Task details:
Count the lines below that include "JSON". Only the number should be given.

The records:
....

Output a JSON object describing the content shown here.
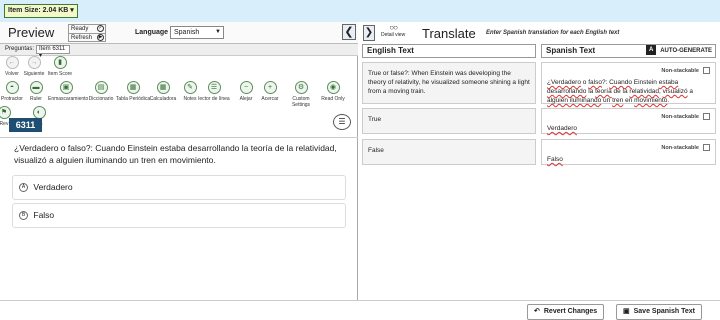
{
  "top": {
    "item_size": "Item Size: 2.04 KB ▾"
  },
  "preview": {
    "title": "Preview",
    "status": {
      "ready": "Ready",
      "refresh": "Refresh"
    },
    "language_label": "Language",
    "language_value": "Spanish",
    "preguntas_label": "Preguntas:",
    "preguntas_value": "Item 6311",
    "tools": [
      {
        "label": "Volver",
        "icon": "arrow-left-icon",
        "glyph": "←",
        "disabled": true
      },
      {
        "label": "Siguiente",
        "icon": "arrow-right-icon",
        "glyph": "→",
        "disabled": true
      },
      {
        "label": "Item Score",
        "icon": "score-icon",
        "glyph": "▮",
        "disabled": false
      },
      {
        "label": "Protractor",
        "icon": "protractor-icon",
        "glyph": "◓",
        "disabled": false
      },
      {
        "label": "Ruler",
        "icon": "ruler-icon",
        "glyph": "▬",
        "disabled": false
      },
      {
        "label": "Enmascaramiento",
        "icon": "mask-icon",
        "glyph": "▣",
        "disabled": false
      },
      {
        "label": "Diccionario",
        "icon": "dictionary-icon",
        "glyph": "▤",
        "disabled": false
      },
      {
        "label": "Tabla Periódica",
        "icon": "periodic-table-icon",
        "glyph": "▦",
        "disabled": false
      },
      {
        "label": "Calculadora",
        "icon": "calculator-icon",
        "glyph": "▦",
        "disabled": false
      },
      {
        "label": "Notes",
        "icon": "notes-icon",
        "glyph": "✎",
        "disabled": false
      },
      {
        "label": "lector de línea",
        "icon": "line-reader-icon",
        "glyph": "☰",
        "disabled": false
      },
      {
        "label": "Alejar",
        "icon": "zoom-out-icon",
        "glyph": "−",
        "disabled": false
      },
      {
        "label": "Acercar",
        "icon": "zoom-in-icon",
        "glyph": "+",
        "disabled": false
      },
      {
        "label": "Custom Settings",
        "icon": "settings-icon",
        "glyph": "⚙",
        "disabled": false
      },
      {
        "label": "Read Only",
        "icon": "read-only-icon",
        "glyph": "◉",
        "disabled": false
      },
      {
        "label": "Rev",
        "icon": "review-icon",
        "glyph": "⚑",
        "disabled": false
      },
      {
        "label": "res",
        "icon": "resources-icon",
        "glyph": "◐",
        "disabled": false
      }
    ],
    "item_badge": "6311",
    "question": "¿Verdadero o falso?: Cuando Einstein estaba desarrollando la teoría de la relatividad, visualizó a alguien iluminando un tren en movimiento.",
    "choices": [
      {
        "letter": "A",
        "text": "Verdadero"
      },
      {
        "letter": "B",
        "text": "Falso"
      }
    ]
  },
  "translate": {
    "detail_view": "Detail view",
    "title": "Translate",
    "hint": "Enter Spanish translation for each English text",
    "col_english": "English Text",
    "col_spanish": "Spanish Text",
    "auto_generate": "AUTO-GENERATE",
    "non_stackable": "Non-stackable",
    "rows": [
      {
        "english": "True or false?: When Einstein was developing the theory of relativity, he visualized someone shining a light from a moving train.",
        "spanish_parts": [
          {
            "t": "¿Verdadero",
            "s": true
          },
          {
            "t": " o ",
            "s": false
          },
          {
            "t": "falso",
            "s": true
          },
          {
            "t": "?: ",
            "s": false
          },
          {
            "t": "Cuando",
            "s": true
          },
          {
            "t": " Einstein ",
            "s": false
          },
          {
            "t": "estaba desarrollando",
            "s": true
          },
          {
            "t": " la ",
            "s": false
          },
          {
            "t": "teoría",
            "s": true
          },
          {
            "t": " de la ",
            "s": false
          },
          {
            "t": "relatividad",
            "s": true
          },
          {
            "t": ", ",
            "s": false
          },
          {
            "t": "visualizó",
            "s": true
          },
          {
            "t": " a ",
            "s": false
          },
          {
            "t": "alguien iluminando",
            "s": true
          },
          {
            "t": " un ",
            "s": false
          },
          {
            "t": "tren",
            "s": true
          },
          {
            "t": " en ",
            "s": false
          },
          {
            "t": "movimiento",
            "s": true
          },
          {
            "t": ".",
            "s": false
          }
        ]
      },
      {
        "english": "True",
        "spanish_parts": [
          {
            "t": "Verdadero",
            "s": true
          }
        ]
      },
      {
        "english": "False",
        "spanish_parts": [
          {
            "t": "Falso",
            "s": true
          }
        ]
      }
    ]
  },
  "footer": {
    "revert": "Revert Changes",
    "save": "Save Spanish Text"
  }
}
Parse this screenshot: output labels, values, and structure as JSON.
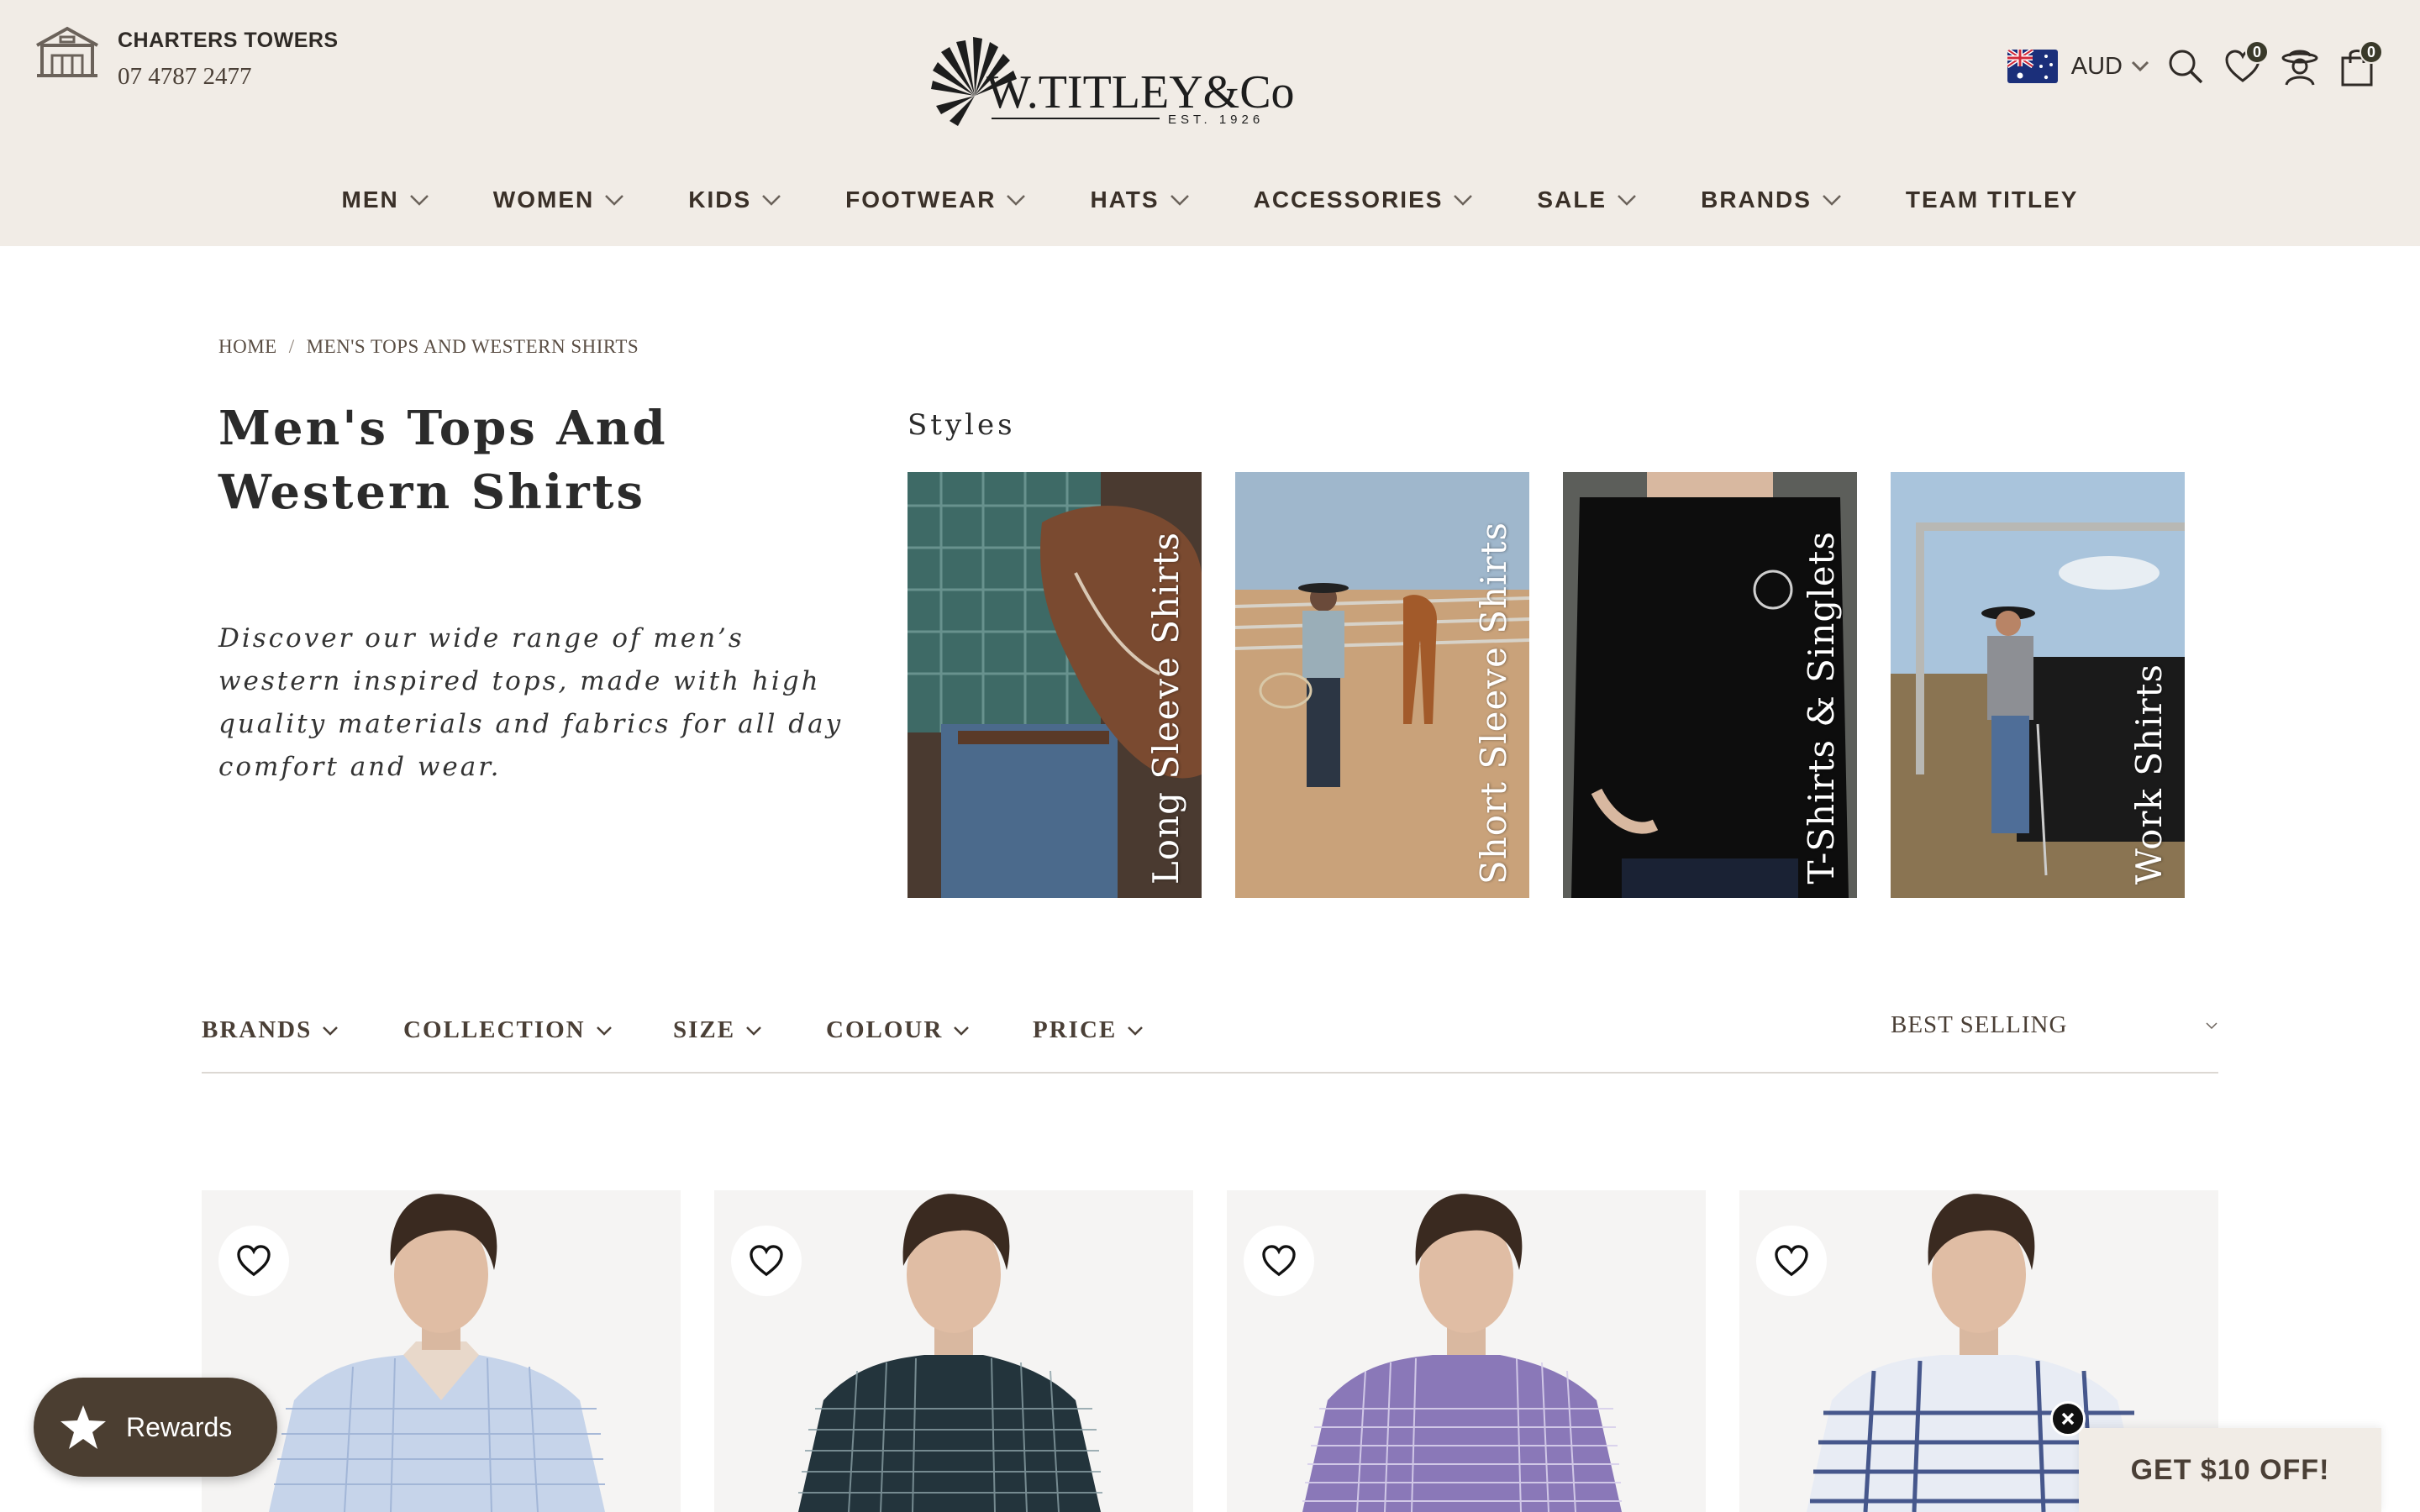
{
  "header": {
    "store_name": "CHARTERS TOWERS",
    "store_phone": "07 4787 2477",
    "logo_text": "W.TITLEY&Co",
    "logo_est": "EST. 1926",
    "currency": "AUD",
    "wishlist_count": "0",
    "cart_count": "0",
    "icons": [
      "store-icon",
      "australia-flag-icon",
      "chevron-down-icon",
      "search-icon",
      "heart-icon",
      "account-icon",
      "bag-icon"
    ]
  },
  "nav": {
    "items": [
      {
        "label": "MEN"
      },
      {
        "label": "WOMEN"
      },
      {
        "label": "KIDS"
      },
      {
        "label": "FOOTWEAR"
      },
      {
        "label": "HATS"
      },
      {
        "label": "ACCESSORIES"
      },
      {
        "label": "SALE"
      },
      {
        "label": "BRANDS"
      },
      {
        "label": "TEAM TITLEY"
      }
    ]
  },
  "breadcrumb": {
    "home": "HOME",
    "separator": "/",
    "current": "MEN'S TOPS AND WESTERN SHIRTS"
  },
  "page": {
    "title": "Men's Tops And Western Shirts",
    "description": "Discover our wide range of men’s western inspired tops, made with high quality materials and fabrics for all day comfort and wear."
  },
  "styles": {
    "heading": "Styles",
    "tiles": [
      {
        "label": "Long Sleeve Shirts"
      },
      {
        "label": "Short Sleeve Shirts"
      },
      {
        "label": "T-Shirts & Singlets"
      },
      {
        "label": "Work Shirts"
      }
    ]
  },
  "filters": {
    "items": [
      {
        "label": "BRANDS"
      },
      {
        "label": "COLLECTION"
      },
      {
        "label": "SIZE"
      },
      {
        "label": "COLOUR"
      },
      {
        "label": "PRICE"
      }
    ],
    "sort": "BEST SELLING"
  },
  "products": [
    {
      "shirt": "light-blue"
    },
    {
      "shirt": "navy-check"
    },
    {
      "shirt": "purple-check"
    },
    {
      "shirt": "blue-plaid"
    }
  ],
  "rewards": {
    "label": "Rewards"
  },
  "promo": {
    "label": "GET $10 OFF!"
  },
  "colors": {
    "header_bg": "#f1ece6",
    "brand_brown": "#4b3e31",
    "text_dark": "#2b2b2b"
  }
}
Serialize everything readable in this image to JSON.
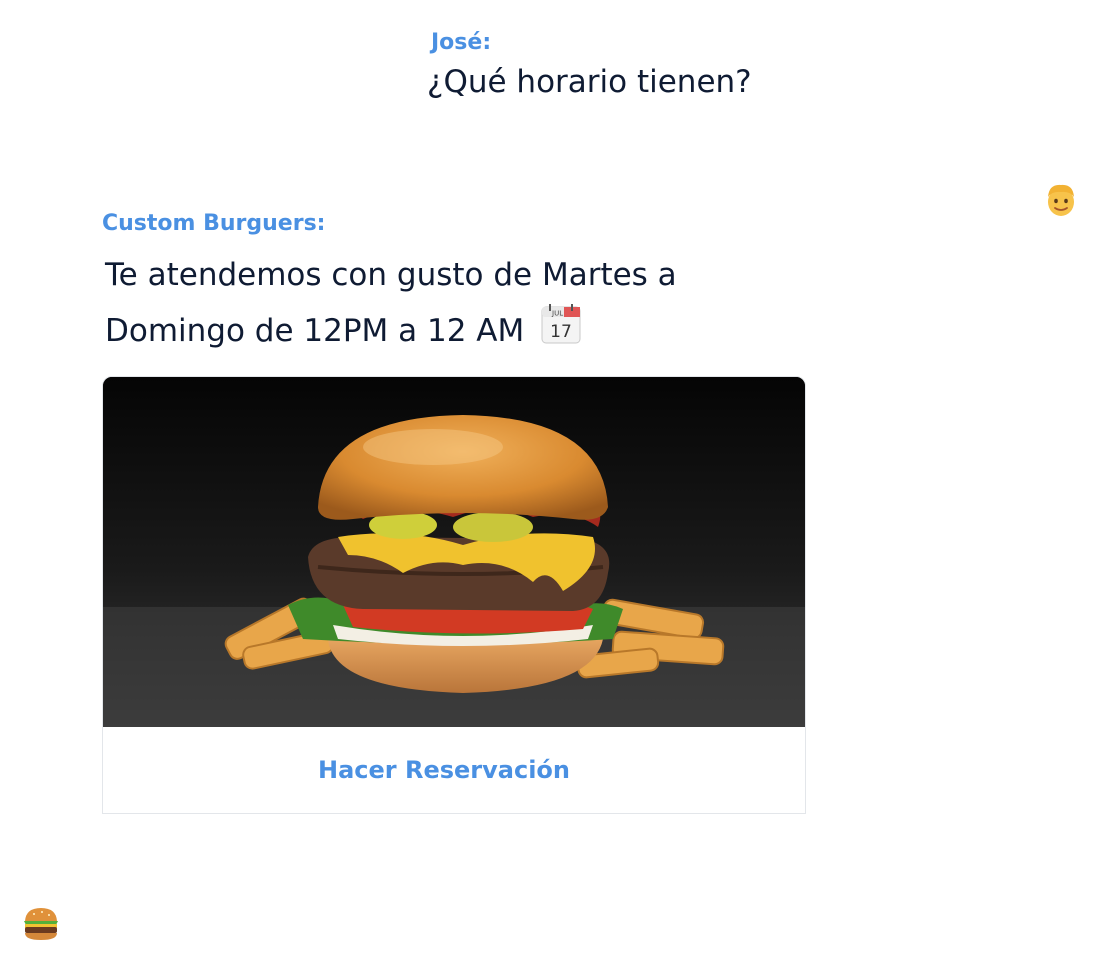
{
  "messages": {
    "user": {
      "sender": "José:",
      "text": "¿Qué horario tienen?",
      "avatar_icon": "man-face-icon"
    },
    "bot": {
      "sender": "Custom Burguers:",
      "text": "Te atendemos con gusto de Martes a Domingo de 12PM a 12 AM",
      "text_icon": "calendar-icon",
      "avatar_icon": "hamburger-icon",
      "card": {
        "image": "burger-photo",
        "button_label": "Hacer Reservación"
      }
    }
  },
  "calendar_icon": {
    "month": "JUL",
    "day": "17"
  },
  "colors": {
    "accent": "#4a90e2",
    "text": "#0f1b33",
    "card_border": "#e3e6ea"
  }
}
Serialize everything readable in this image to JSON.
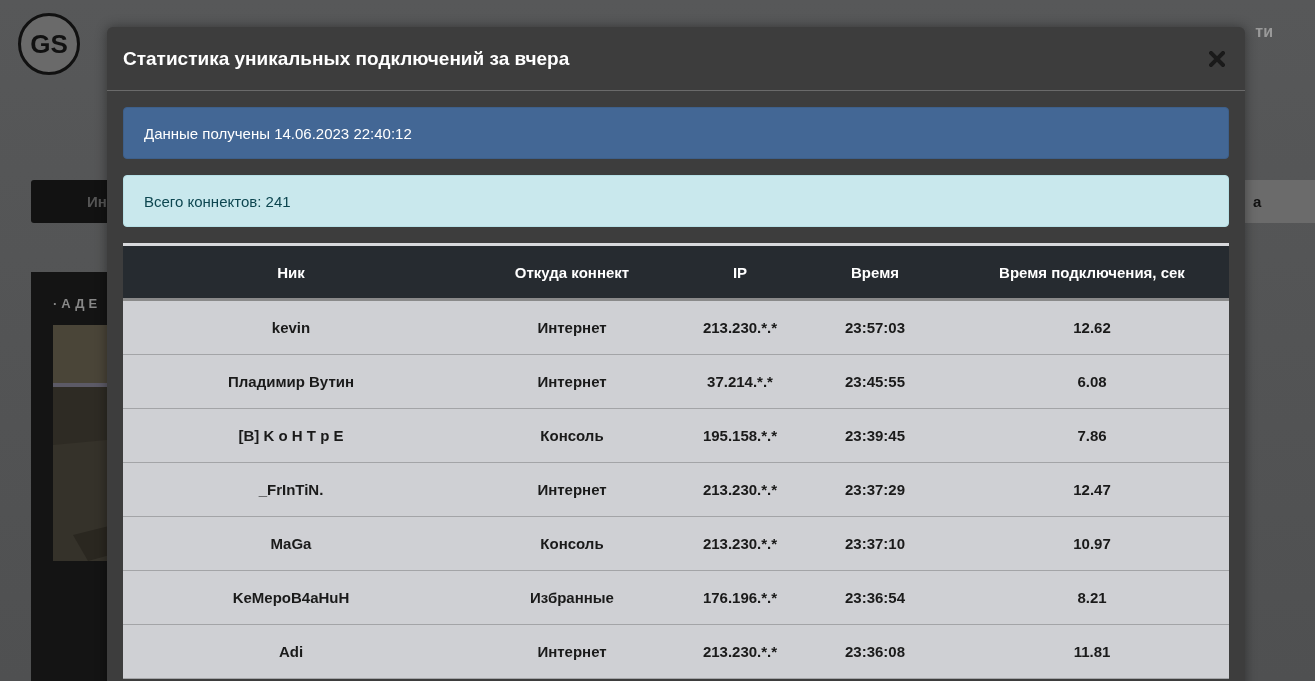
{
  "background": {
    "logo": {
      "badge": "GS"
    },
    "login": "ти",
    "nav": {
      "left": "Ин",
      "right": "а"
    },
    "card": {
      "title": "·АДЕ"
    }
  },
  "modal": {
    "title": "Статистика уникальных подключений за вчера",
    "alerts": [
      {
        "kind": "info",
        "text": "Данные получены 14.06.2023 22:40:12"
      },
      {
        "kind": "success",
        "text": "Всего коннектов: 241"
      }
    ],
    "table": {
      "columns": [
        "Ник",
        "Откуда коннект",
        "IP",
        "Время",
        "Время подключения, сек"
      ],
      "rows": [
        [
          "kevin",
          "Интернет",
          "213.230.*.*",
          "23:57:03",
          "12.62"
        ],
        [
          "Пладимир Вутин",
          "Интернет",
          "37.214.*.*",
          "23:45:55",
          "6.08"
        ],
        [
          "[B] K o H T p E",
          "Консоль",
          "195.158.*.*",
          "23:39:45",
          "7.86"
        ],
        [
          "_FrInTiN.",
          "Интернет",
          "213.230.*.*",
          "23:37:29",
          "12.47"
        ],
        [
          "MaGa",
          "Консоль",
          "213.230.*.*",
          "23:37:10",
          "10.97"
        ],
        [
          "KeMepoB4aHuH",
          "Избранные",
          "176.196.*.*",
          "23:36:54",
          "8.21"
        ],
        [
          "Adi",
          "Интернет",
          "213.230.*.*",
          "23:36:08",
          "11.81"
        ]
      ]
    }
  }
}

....

Exercise output:
4